>>
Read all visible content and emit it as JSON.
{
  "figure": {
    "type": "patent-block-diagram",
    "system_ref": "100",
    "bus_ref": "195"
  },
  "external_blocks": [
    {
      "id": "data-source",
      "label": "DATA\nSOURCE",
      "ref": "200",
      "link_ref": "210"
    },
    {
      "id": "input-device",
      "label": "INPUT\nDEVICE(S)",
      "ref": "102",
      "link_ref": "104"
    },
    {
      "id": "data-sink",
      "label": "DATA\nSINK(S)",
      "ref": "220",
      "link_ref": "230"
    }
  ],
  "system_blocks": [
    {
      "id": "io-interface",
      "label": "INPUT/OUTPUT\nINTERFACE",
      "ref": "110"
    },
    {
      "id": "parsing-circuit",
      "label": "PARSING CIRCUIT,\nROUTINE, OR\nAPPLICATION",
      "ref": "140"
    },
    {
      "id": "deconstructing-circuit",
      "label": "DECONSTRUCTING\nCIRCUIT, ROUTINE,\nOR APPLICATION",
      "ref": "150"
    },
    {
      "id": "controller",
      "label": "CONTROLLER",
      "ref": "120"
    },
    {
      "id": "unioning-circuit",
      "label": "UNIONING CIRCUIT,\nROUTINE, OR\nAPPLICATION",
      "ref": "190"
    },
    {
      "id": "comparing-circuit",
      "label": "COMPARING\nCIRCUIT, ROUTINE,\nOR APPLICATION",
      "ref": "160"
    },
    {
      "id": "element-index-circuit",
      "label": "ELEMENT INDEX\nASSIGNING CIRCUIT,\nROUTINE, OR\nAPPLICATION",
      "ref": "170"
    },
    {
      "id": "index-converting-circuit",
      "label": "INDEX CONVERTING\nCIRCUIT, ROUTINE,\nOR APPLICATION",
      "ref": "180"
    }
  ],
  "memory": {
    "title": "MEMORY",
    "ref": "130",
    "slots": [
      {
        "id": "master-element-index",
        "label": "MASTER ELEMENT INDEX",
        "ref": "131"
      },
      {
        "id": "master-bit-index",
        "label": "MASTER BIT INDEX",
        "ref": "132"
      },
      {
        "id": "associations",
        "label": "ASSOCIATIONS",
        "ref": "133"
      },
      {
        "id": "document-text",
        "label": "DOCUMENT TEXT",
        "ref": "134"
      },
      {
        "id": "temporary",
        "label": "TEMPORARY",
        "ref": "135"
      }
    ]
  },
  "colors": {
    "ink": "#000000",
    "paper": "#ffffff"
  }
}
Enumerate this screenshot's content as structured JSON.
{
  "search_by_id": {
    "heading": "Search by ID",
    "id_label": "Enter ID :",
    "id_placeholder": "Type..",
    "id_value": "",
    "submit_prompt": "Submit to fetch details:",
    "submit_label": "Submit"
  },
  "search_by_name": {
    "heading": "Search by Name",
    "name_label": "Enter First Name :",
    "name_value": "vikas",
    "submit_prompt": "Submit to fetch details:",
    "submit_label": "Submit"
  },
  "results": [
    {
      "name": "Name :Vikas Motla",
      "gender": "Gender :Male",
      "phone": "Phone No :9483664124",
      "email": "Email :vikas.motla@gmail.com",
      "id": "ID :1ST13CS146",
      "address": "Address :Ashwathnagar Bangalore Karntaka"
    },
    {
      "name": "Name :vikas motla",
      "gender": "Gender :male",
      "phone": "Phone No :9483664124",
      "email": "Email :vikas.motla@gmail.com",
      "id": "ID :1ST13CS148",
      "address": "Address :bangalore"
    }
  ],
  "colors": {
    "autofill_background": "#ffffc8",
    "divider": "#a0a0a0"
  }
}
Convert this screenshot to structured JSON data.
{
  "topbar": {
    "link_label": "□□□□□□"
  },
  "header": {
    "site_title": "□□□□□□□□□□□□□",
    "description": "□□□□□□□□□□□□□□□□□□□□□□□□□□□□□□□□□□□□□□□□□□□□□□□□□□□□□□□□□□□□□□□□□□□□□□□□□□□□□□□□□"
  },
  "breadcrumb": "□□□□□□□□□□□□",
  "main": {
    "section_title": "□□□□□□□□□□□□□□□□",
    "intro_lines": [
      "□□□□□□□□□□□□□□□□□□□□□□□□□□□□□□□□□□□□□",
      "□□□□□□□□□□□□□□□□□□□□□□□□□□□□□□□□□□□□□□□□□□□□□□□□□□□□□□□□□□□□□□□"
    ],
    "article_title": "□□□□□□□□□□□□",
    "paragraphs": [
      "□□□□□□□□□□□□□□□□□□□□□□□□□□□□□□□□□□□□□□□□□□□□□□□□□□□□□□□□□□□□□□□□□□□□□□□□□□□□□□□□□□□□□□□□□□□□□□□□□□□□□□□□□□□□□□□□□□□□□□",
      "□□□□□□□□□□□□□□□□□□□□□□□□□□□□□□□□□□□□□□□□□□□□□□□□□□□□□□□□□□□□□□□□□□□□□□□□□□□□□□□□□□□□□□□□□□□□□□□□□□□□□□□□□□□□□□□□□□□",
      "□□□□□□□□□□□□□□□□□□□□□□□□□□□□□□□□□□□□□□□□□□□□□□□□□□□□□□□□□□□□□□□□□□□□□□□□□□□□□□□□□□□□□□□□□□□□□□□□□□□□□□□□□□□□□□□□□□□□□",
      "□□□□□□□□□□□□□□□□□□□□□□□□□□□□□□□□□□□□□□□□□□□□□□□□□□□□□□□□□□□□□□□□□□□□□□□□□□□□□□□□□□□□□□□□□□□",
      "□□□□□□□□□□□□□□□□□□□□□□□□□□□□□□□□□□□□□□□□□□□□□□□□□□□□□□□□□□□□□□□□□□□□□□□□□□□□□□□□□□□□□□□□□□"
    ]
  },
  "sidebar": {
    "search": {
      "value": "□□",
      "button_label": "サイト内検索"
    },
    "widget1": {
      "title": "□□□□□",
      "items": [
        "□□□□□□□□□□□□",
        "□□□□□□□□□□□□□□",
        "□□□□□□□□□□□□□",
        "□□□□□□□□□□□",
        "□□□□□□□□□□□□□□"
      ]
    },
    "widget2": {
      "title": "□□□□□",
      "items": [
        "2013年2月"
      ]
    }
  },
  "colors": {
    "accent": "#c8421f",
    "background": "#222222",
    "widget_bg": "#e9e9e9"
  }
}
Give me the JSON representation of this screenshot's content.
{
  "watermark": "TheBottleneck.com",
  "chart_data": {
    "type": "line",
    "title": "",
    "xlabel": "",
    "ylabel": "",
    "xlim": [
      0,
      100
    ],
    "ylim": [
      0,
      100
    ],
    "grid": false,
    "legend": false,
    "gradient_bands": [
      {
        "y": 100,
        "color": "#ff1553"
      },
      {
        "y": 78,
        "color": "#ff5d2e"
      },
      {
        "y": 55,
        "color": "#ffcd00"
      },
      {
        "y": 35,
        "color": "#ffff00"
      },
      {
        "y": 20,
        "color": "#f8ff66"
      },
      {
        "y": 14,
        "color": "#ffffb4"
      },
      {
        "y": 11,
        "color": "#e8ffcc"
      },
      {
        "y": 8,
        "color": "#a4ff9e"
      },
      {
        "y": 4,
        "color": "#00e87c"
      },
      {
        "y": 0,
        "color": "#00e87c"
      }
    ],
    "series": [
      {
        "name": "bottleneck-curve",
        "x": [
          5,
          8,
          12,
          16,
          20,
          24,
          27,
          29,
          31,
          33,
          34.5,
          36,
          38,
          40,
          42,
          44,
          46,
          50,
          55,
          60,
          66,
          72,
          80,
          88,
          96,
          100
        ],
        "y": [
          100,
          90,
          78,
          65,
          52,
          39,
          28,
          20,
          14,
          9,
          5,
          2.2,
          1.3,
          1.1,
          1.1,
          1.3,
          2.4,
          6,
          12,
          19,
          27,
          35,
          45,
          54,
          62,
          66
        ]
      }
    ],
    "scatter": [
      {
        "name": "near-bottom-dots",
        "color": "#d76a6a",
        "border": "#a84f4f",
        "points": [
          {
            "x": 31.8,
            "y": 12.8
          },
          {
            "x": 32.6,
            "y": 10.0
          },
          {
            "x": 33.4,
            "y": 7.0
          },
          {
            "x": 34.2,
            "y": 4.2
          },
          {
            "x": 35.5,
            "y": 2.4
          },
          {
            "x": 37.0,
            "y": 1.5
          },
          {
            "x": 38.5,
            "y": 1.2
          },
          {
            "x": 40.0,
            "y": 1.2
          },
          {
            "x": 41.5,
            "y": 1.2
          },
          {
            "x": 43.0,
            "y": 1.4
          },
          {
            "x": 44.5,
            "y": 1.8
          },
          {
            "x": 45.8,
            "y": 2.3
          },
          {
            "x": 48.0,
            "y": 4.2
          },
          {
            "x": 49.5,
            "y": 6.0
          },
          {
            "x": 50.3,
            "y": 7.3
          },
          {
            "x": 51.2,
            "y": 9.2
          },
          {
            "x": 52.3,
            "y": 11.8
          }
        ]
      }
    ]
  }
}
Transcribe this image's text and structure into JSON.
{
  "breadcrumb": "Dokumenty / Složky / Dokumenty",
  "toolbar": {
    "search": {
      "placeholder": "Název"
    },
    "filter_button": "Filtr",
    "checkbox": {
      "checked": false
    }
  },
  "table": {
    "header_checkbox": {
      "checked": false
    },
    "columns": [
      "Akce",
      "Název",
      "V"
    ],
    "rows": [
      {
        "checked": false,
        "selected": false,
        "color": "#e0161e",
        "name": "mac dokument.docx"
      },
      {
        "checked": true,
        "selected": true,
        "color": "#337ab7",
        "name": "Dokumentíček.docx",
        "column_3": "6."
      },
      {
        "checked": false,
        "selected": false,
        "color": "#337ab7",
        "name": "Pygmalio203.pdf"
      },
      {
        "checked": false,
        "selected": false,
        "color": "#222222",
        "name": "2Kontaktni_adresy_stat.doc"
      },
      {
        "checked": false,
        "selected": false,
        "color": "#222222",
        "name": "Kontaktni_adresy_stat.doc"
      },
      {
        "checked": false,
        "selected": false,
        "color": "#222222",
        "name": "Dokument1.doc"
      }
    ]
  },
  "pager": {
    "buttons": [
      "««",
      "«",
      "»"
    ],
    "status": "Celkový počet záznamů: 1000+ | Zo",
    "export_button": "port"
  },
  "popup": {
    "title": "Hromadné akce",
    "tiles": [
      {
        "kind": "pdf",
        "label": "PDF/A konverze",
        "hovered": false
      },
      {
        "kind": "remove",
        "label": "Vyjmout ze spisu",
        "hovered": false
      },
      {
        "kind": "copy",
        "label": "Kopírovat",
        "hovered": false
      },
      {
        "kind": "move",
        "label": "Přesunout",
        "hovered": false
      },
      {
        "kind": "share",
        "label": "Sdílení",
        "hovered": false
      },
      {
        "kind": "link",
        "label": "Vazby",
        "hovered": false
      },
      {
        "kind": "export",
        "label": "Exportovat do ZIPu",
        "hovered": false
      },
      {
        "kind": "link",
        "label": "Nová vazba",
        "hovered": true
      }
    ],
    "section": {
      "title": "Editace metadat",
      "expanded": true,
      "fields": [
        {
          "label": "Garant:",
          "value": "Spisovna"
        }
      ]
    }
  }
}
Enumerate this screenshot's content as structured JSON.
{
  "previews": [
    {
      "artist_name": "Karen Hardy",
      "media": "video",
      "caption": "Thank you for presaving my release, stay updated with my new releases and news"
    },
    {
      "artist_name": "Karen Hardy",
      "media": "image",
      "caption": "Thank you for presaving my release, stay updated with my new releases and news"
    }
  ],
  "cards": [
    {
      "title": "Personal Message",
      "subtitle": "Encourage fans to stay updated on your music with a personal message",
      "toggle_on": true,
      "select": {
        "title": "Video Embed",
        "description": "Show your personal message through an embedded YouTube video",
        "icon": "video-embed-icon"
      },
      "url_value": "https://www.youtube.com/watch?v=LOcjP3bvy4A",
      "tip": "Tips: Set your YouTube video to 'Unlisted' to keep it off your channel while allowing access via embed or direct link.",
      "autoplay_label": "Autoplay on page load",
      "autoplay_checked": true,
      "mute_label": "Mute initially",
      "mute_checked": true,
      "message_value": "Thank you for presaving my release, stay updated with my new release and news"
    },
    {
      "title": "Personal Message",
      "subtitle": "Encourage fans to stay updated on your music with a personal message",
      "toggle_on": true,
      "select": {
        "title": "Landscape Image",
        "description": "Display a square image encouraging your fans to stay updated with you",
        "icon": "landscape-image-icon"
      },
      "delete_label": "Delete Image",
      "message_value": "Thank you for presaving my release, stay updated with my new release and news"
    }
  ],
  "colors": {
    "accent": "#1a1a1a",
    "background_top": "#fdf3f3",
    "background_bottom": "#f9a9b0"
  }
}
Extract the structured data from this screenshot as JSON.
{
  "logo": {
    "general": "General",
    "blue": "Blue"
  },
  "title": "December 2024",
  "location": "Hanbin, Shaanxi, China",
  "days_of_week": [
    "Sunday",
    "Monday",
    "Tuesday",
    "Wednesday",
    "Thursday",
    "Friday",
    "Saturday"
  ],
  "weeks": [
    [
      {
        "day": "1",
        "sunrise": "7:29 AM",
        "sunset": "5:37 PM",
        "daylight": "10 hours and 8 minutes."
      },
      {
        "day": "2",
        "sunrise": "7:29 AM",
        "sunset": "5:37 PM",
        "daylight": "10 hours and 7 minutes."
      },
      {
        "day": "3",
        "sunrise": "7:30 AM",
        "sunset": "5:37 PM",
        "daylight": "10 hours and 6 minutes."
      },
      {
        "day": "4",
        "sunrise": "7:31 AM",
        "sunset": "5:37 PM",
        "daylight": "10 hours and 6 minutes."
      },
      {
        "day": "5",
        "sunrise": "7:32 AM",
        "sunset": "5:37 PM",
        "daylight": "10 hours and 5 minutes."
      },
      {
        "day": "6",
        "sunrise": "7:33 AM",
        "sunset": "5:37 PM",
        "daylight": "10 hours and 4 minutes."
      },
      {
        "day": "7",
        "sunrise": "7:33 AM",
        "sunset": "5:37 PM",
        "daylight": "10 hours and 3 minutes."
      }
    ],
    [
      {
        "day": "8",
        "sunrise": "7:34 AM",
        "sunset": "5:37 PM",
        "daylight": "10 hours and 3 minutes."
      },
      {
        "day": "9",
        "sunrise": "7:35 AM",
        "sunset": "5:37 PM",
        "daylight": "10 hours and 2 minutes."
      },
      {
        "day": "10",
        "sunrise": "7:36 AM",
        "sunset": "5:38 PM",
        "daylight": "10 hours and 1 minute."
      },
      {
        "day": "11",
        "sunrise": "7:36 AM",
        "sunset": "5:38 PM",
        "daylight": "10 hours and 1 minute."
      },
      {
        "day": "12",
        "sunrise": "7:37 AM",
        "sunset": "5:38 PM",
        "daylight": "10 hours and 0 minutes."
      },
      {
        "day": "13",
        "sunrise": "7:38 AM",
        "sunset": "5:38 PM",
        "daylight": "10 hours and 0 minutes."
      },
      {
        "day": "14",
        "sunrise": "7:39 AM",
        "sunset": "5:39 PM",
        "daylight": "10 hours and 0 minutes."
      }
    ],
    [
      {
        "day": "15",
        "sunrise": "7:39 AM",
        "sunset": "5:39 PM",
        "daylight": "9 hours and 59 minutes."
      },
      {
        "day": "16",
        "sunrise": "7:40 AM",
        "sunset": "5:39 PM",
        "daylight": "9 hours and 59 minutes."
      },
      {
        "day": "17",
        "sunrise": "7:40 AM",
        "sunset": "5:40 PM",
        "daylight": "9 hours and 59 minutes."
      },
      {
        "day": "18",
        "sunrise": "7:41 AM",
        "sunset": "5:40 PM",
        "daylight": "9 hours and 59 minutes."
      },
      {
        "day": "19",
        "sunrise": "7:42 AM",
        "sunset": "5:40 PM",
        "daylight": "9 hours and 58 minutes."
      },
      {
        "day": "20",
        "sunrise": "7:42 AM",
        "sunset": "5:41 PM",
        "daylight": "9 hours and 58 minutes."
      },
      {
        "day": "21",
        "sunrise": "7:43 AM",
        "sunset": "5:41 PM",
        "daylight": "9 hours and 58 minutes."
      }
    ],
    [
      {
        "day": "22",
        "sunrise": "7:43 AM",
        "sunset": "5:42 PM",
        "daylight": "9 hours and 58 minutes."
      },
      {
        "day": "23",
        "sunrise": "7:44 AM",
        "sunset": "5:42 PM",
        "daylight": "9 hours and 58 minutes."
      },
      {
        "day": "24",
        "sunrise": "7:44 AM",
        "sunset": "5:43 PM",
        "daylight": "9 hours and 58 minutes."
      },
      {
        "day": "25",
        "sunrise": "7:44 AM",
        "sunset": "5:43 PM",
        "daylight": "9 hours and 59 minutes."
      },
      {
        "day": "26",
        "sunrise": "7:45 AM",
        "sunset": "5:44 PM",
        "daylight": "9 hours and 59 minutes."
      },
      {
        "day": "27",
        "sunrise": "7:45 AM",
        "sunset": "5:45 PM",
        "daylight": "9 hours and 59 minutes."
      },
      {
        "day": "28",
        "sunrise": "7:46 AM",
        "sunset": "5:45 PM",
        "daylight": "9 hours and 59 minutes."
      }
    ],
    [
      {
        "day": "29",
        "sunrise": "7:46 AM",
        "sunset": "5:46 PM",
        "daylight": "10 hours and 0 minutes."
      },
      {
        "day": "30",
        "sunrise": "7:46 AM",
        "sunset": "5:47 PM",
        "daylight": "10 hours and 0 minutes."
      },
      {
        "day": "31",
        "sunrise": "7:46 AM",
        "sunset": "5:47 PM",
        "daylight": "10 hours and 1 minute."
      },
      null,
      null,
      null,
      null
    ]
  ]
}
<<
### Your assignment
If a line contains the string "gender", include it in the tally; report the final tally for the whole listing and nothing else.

### Completed exercise
2